The Homebuilt Helicopter Rotor System
The rotor system of any helicopter encompasses three main areas — the hub itself, the control of the hub and the rotor blades. The rotor system is the key to any successful performing helicopter.
All helicopter rotor systems have one main thing in common, high centrifugal force loads. On the Scorpion, for instance, a 30 lb. blade at 500 rpm weighs over 15,000 lbs. This tensile load applies fantastic pressure to the blade retention and root fittings.
Not only are the blades undergoing tremendous stress, but the rotor hub itself is equally highly loaded. By itself, this enormous centrifugal force, or C.F., load is not so bad.
Each rotor blade must freely pitch about a feathering axis during rotation and this compounds what might otherwise be solved by a simple engineering solution. If the blades rotated 360° the solution to our pitching problem would be rather simple, but they do not. They merely articulate within a very small 3° to 5° arc.
Any bearing to which we apply a very high thrust load and then move 500 times per minute throughout a minimal arc, will soon begin to fret and as soon as the races become sufficiently rough, seizure will occur.
In a normal articulated system if one pitch bearing case seizes, within one revolution, the rotor system will self destruct.
In all conventional rotor systems a link from the swash plate connects to the pitch horns on the main rotor blade and as the shaft rotates through a 360° arc, a pitch deflection will occur.
If we could devise a method whereby the rotor blade would no longer feather or change pitch on a one per rev basis, then this problem of centrifugal force could be easily dealt with.
It is noteworthy to point out at this time that the commercial helicopter industry has approached the solution to this problem by developing the elastomeric bearing.
This is a bonded rubber and brass shim unit that can withstand small rotational movements while operating in a very high thrust situation.
The Scorpion helicopter does not use elastomerics because of their expense; therefore, we had to approach the problem in another way. Our patented solution has been one of the main reasons for the success of the Scorpion helicopter over the last two decades.
Instead of flying the rotor blades by connecting the cyclic control from the inner star of the swash plate directly to the blade pitch horn, we chose instead to fly the hub.
Here’s the difference: The Scorpion swash plate control arm connects directly to an ear off the side of the rotor hub plate. There is no direct connection from the swash plate to the blade pitch horn.
The blades are scissored together just as the foot pedals, so that when the positive pitch is given one blade, the opposite blade responds in like amount and relation to the hub plate. No other movement occurs.
Because of this unique linkage connection, several things happen:
The bearing problem is solved. In our system the pull cable which exits the top of the main rotor shaft actuates the pitch of the blade relative to the hub, only when the pilot moves the collective control lever; therefore, no longer do the blades change pitch 500 times per minute.
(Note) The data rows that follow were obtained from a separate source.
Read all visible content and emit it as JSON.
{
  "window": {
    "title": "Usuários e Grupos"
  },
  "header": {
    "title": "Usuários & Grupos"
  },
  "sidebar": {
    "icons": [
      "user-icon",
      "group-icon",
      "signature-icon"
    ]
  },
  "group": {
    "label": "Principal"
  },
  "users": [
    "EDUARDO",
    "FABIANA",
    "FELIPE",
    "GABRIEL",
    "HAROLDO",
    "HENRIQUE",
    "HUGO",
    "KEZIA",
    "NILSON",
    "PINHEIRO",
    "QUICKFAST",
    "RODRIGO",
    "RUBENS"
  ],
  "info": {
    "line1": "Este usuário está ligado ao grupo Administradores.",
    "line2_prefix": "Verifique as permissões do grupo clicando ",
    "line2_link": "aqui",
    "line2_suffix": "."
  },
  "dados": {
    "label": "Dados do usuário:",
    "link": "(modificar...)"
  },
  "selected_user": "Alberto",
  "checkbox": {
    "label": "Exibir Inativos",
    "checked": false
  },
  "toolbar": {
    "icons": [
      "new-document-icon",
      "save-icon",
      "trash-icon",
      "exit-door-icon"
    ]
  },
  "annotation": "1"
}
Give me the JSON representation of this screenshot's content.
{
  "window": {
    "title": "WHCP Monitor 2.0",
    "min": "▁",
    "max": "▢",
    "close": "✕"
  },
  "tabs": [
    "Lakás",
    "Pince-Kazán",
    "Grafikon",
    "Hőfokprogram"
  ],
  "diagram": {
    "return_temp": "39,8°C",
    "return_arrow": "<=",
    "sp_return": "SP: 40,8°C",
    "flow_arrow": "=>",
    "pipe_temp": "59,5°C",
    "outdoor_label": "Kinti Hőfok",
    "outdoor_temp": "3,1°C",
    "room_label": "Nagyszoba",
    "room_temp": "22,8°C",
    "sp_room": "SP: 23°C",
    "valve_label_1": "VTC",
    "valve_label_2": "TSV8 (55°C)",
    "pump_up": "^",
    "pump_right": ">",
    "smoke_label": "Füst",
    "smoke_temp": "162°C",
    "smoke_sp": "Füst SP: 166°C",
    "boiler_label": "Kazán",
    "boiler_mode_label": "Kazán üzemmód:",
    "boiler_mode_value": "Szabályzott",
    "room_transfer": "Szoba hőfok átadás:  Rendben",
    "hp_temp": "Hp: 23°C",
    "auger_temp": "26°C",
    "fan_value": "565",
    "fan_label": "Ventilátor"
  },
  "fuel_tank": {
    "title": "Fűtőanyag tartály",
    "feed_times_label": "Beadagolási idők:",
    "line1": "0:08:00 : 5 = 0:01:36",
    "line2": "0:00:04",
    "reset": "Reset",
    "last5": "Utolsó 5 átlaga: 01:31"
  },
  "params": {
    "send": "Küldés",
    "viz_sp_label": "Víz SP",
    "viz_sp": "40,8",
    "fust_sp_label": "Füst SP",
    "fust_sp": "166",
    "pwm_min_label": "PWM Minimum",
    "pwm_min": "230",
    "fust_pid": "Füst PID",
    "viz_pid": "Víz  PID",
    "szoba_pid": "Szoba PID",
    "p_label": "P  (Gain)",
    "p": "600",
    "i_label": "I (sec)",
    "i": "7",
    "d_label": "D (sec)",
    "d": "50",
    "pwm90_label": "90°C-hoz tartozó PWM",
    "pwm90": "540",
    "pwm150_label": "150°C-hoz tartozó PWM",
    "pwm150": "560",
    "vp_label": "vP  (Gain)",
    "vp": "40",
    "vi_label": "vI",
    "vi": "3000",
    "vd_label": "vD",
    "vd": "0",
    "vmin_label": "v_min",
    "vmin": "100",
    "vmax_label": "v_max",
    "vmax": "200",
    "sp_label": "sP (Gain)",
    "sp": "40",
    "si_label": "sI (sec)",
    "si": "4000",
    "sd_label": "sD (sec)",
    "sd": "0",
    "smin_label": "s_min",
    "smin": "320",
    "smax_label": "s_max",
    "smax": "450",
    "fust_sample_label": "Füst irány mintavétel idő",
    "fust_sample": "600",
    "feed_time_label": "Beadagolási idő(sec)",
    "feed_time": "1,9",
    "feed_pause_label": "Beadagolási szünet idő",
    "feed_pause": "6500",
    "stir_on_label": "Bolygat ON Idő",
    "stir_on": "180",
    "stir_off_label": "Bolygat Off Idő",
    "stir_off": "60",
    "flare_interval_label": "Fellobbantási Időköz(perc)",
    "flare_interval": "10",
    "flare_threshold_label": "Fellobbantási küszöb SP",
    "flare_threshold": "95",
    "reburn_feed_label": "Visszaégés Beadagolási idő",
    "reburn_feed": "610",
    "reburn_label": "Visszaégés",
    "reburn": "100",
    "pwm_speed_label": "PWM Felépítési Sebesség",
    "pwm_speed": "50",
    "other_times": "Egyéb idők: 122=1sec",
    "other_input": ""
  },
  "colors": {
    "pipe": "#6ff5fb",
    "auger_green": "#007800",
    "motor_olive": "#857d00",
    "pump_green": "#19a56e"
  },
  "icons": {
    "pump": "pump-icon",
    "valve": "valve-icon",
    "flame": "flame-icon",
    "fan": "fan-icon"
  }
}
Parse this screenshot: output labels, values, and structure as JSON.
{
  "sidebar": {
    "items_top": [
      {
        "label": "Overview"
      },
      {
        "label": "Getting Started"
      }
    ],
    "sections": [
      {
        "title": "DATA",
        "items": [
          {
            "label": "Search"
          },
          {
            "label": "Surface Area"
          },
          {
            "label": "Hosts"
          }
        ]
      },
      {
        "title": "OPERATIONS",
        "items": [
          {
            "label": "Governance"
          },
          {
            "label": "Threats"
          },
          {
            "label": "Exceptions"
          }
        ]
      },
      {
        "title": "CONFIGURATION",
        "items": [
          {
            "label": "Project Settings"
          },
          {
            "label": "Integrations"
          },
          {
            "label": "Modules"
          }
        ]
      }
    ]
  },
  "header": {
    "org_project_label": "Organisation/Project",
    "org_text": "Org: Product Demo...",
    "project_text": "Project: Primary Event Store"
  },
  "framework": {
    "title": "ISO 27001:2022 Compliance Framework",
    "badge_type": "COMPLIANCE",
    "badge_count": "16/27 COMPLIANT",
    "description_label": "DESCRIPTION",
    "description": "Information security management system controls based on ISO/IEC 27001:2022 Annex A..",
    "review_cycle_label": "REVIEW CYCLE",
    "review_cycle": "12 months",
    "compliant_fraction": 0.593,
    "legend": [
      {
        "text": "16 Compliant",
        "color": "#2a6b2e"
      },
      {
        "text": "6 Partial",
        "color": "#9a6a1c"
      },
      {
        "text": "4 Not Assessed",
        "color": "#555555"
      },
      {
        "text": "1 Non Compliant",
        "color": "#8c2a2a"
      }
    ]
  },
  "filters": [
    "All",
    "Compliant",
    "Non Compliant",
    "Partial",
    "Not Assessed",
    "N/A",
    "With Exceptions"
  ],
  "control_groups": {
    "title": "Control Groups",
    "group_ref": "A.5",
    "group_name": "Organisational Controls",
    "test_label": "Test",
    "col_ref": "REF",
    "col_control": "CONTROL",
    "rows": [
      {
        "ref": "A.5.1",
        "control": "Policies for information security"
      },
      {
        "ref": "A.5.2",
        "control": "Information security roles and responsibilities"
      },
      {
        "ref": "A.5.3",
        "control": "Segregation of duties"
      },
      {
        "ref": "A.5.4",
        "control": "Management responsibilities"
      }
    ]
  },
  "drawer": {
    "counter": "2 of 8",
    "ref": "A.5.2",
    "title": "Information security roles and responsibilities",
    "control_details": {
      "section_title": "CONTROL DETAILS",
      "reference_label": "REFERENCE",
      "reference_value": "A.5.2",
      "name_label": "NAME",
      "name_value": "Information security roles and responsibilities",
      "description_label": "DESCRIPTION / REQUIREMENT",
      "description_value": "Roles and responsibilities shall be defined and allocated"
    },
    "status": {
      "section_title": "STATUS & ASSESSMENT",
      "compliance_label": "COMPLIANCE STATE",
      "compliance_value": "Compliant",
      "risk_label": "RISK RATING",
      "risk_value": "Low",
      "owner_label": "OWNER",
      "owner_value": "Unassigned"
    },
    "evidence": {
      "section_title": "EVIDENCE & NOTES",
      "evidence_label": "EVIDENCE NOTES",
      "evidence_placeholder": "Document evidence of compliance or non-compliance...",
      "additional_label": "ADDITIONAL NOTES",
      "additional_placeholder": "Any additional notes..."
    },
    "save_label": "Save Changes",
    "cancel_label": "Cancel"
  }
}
They change pitch only when the pilot moves the collective control stick. This allows the employment of simple roller type thrust bearings, which take up very little space and last indefinitely. Their replacement cost is also negligible.
Since the blades are scissored together their pitch relationship to the hub remains constant. Even if the collective pitch system were lost, or one blade thrust retention froze up, the blades would not go out of track.
The pilot would merely land the helicopter at that pitch setting by reducing or increasing his rotor rpm.
Since the cyclic control connects only to the rotor hub plate, it is now no longer necessary to move the swash plate up and down in addition to tilting it in a 360° azimuth.
Not only does this simplify the swash plate and hub mechanism, but now there is no intermixing linkage necessary between the cyclic and collective control. The conventional helicopter broom closet is eliminated and time-consuming rigging after final assembly is done away with.
Flying with the hub, rather than flying the blades, results in a very uncomplicated rotor system. The simplicity also reduces the expense, because of the reduction in the number of component parts.